“The challenge of satisfying the moderate and conservative elements of the Republicans in Congress” while also trying to garner Democratic support “will be a difficult dynamic for all major agenda items, including Dodd-Frank reform,” said Timothy Jenkins, a partner at Nossaman.
While financial reform might not be as politicized as health care reform, it shares some of the same elements as the health care issue that split House Republicans.
“There are conservatives who want to end ‘too big to fail,’ but raise leverage capital requirements and force the biggest banks to restructure or shrink,” Seiberg said. “There are also pro-business Republicans who believe the regulatory crackdown on the biggest banks is impeding lending and hurting the economy. There may not be a middle ground between these forces.”
Ryan Donovan, chief advocacy officer at the Credit Union National Association, noted that both the ACA and the Dodd-Frank Act passed without significant Republican support. While most GOP were united in opposing both laws, however, they still have differences in whether and how to replace them.
Some financial services lobbyists said there is a “glass-half-full” perspective, arguing that because health care reform is now off the agenda, the president’s to-do list just got shorter. That might give policymakers time to address regulatory relief sooner.
“If you looked at the priority items on the agenda, health care and tax reform alone can take up the entirety of a Congress, so the fact that at least one of them is off the table for now — all of the other items get to move up,” said James Ballentine, executive vice president at the American Bankers Association.
Still, tax reform itself is another large and complicated issue, one in which bankers will have a stake in the outcome.
Thaya Brook Knight, associate director of financial regulation studies at the Cato Institute, said that Trump has an advantage when it comes to regulatory relief — he will soon be appointing the heads of several agencies. There are already two spots open on the Federal Reserve Board, including the vice chair for banking supervision, while another is opening next month when Fed Gov. Daniel Tarullo retires. The comptroller of the currency’s term, meanwhile, is also up next week, while the head of the Federal Deposit Insurance Corp.’s term ends this fall.
As a result, Trump will have the ability to make sweeping changes at several agencies within the next six to seven months. That might give him additional leverage, either to enact changes without legislation or boost momentum for regulatory relief in Congress.
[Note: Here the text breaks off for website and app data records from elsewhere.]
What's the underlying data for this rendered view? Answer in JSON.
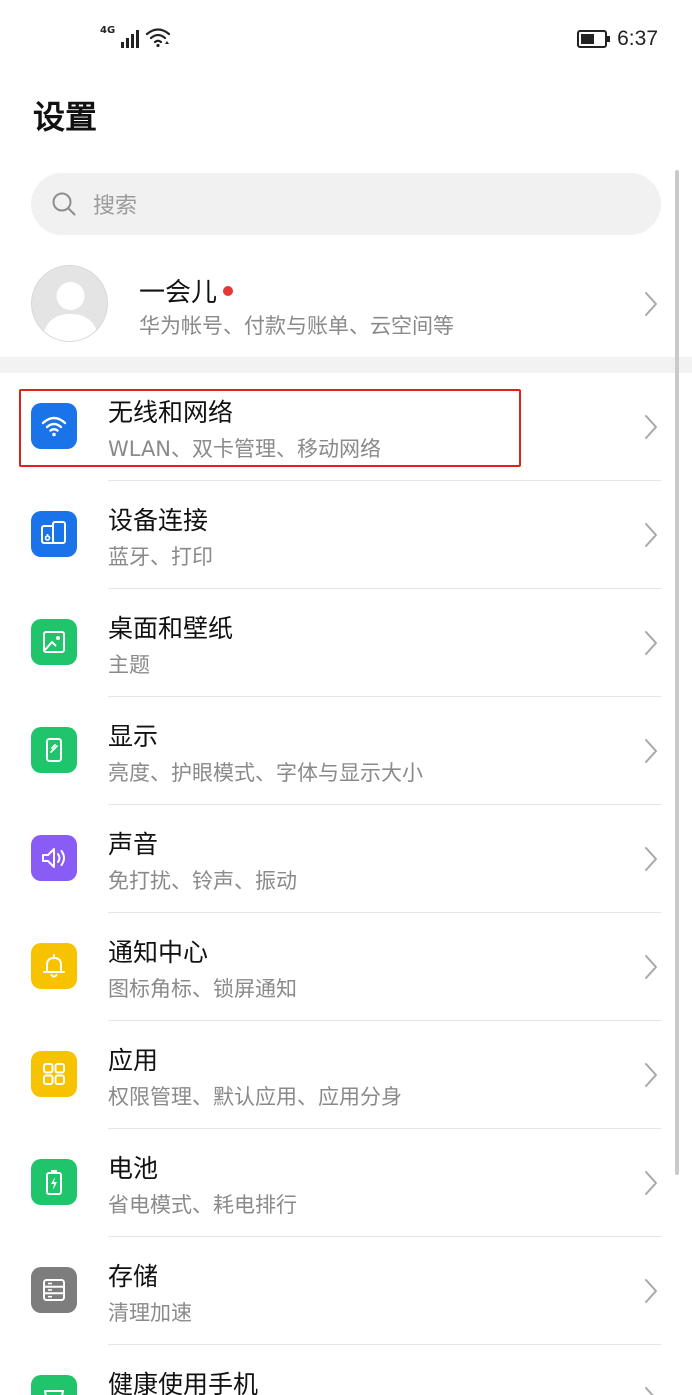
{
  "status_bar": {
    "network_type": "4G",
    "time": "6:37"
  },
  "page_title": "设置",
  "search": {
    "placeholder": "搜索"
  },
  "account": {
    "name": "一会儿",
    "subtitle": "华为帐号、付款与账单、云空间等",
    "has_notification_dot": true
  },
  "menu_items": [
    {
      "title": "无线和网络",
      "subtitle": "WLAN、双卡管理、移动网络",
      "icon": "wifi-icon",
      "color": "#1a73e8",
      "highlighted": true
    },
    {
      "title": "设备连接",
      "subtitle": "蓝牙、打印",
      "icon": "device-connection-icon",
      "color": "#1a73e8"
    },
    {
      "title": "桌面和壁纸",
      "subtitle": "主题",
      "icon": "wallpaper-icon",
      "color": "#1fc46b"
    },
    {
      "title": "显示",
      "subtitle": "亮度、护眼模式、字体与显示大小",
      "icon": "display-icon",
      "color": "#1fc46b"
    },
    {
      "title": "声音",
      "subtitle": "免打扰、铃声、振动",
      "icon": "sound-icon",
      "color": "#8a5cf6"
    },
    {
      "title": "通知中心",
      "subtitle": "图标角标、锁屏通知",
      "icon": "notification-bell-icon",
      "color": "#f7c200"
    },
    {
      "title": "应用",
      "subtitle": "权限管理、默认应用、应用分身",
      "icon": "apps-grid-icon",
      "color": "#f7c200"
    },
    {
      "title": "电池",
      "subtitle": "省电模式、耗电排行",
      "icon": "battery-icon",
      "color": "#1fc46b"
    },
    {
      "title": "存储",
      "subtitle": "清理加速",
      "icon": "storage-icon",
      "color": "#7d7d7d"
    },
    {
      "title": "健康使用手机",
      "subtitle": "",
      "icon": "digital-balance-icon",
      "color": "#1fc46b"
    }
  ],
  "colors": {
    "highlight_border": "#e0201b",
    "notification_dot": "#e53935"
  }
}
“One of the things about Dodd-Frank — it really moved a lot of the powers to the regulators … there is more pressure that the president can put on Congress because of the power he has over the regulators,” Knight said.
However, while the prospects for a major Dodd-Frank reform package may have become more complicated following the health care defeat, the path forward is unchanged.
“The House was going to be the first mover and the Senate was going to narrow the scope of relief,” said Isaac Boltansky, a policy analyst at Compass Point Research & Trading. “This dynamic remains.”
House Financial Services Committee Chairman Rep. Jeb Hensarling, R-Tex., introduced a Dodd-Frank overhaul package called the Financial Choice Act in the last Congress and is expected to reintroduce an updated version sometime soon.
“Part of what Chairman Hensarling might be doing is listening to members and getting a sense to what is possible at the House,” Donovan at the Credit Union National Association said.
The Choice Act may have favorable odds in the House, but it has little chance in the Senate, where it would need Democratic support to overcome a filibuster. Republicans have suggested that they could use the budget reconciliation process to restructure the CFPB, but some of those changes may prove to be too drastic for their own caucus.
“We will end up with a narrow Dodd-Frank bill that focuses mostly on regulatory relief for small banks. It will be the lowest common denominator that can pick up 60 votes,” Seiberg said.
Boltansky also suggested that “a broad regulatory relief package may prove too cumbersome to move through Congress this year” and that the industry will rely on attaching key pieces of legislation to budget bills.